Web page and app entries
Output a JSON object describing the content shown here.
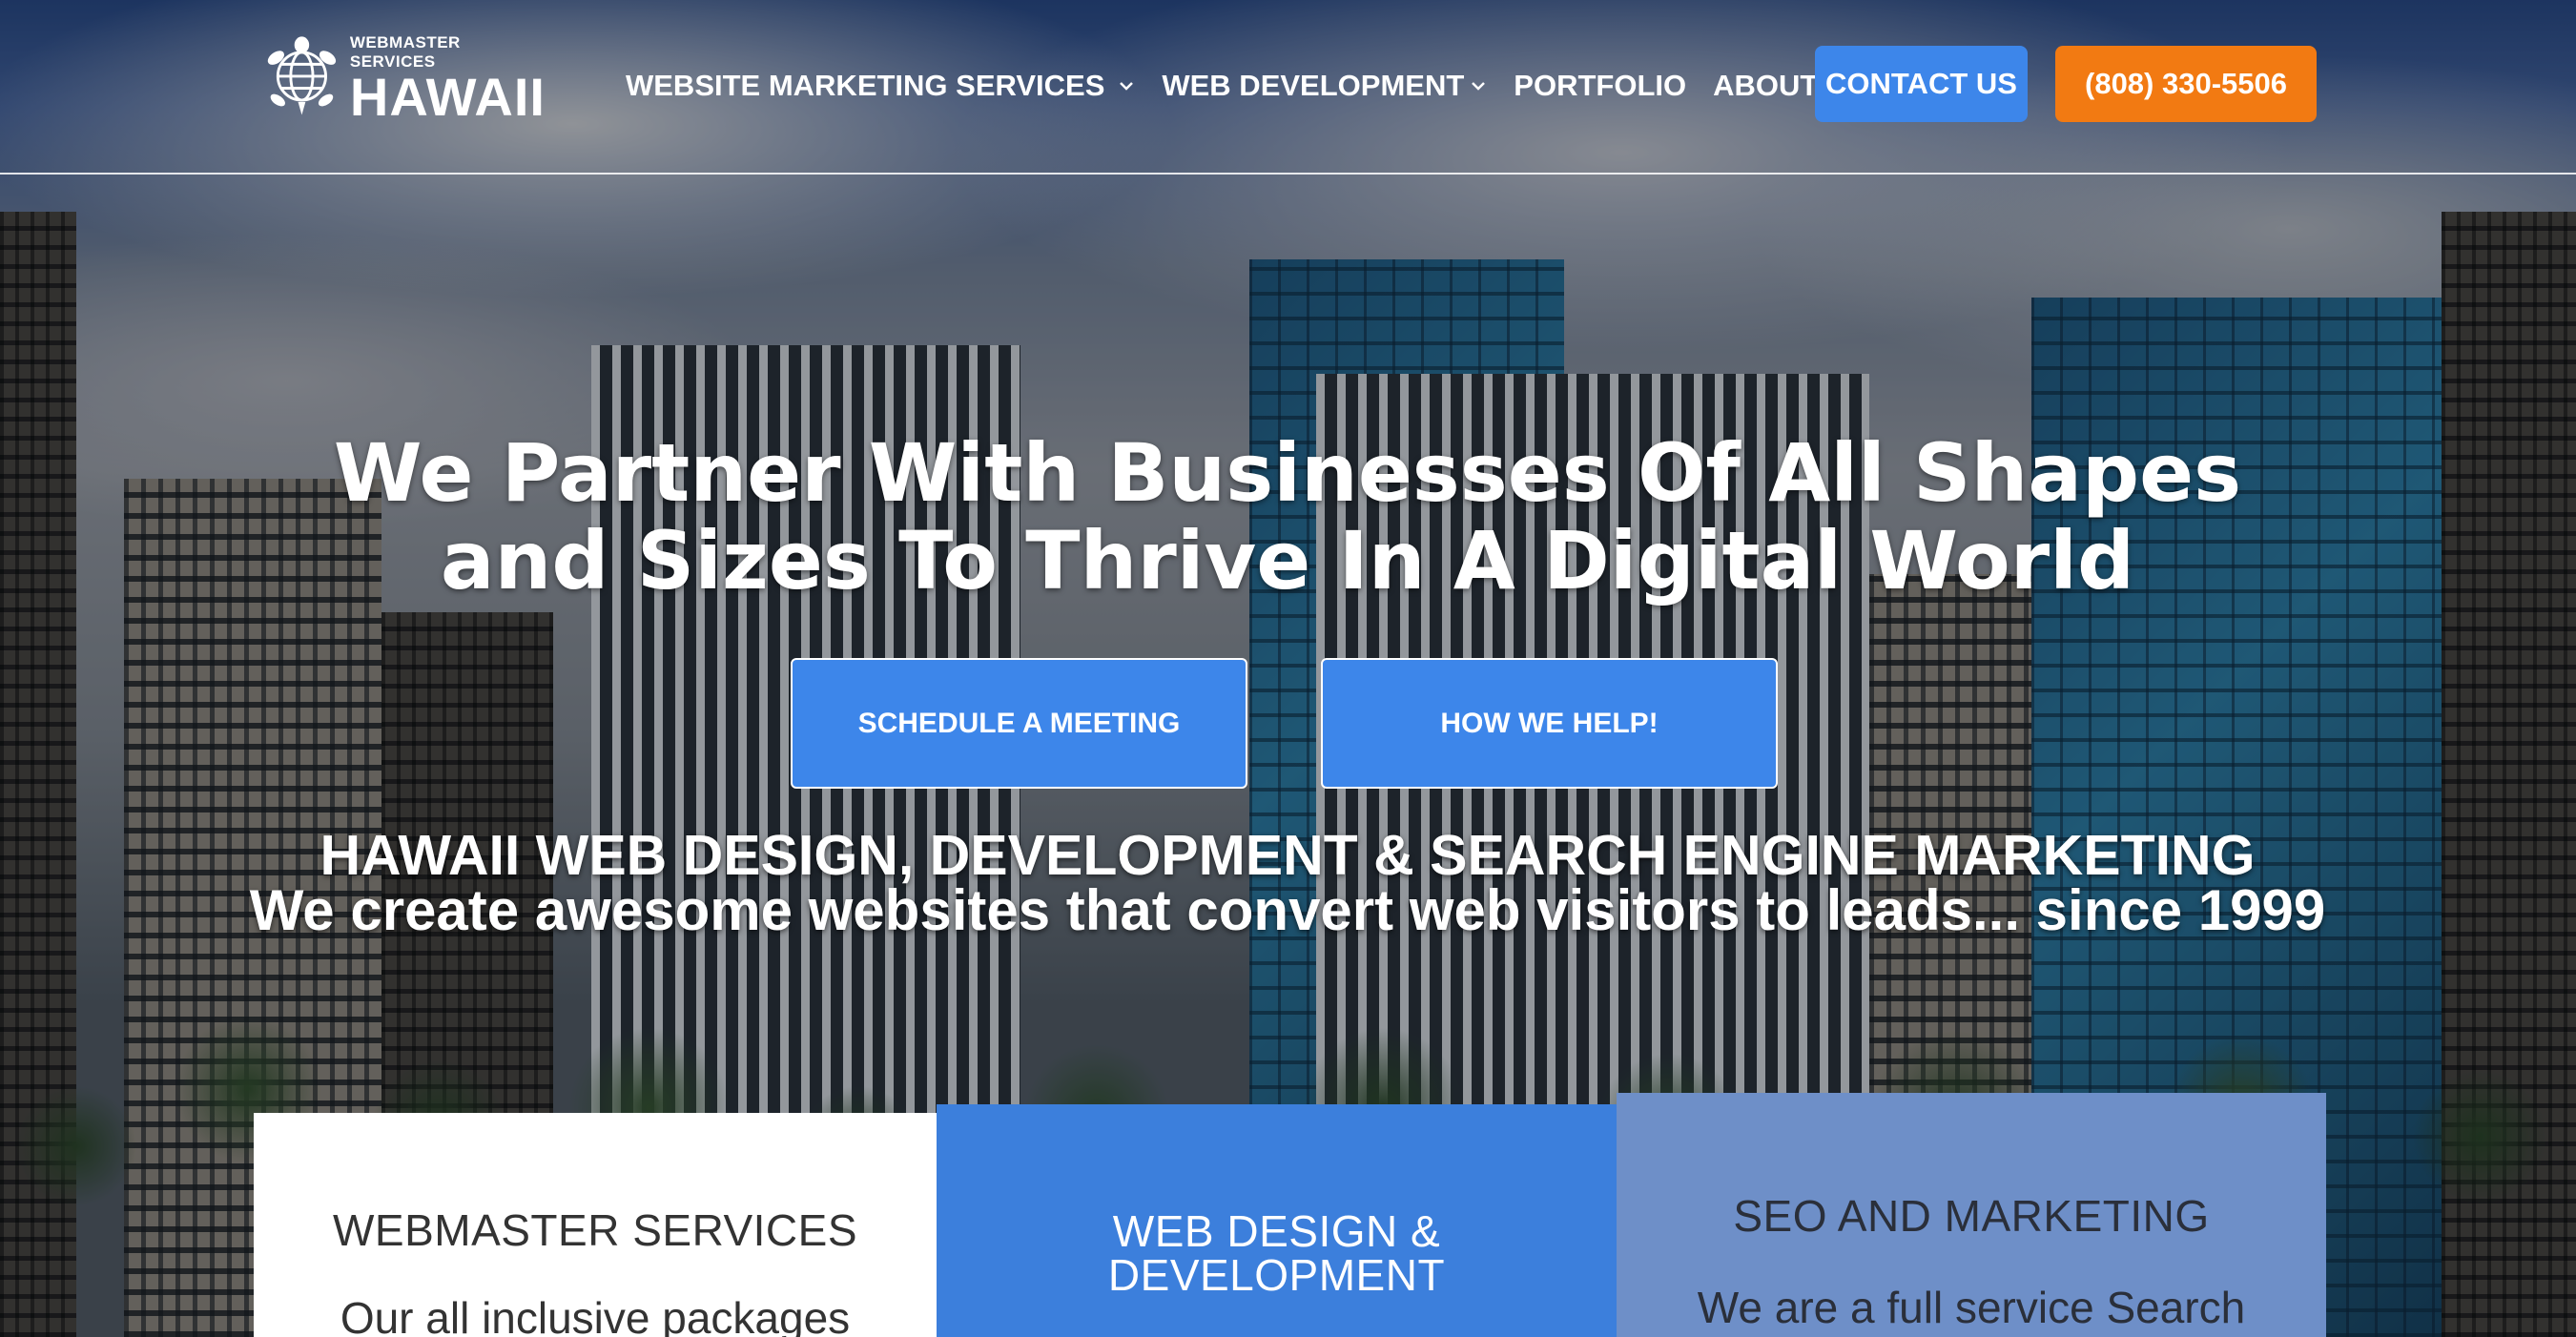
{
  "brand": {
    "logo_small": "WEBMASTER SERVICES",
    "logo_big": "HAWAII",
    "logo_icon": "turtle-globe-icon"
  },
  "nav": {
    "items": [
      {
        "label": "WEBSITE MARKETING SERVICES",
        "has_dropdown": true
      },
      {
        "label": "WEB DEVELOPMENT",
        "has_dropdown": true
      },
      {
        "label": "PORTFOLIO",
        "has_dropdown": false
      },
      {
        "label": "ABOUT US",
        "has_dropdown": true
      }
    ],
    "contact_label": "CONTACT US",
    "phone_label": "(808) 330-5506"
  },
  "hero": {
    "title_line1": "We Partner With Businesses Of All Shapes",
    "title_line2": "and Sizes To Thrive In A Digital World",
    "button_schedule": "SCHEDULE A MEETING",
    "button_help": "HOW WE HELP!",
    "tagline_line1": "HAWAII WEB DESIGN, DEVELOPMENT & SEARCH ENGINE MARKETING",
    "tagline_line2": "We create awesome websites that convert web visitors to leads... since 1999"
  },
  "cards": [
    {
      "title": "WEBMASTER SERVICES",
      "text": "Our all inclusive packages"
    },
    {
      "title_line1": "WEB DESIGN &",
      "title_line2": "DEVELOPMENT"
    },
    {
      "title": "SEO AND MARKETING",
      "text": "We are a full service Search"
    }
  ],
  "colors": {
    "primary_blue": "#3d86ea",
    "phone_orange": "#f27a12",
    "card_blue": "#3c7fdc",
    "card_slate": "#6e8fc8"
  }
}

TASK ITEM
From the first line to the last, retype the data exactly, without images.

THE ANSWER
Output a JSON object describing the content shown here.
{
  "brand": {
    "logo_small": "WEBMASTER SERVICES",
    "logo_big": "HAWAII",
    "logo_icon": "turtle-globe-icon"
  },
  "nav": {
    "items": [
      {
        "label": "WEBSITE MARKETING SERVICES",
        "has_dropdown": true
      },
      {
        "label": "WEB DEVELOPMENT",
        "has_dropdown": true
      },
      {
        "label": "PORTFOLIO",
        "has_dropdown": false
      },
      {
        "label": "ABOUT US",
        "has_dropdown": true
      }
    ],
    "contact_label": "CONTACT US",
    "phone_label": "(808) 330-5506"
  },
  "hero": {
    "title_line1": "We Partner With Businesses Of All Shapes",
    "title_line2": "and Sizes To Thrive In A Digital World",
    "button_schedule": "SCHEDULE A MEETING",
    "button_help": "HOW WE HELP!",
    "tagline_line1": "HAWAII WEB DESIGN, DEVELOPMENT & SEARCH ENGINE MARKETING",
    "tagline_line2": "We create awesome websites that convert web visitors to leads... since 1999"
  },
  "cards": [
    {
      "title": "WEBMASTER SERVICES",
      "text": "Our all inclusive packages"
    },
    {
      "title_line1": "WEB DESIGN &",
      "title_line2": "DEVELOPMENT"
    },
    {
      "title": "SEO AND MARKETING",
      "text": "We are a full service Search"
    }
  ],
  "colors": {
    "primary_blue": "#3d86ea",
    "phone_orange": "#f27a12",
    "card_blue": "#3c7fdc",
    "card_slate": "#6e8fc8"
  }
}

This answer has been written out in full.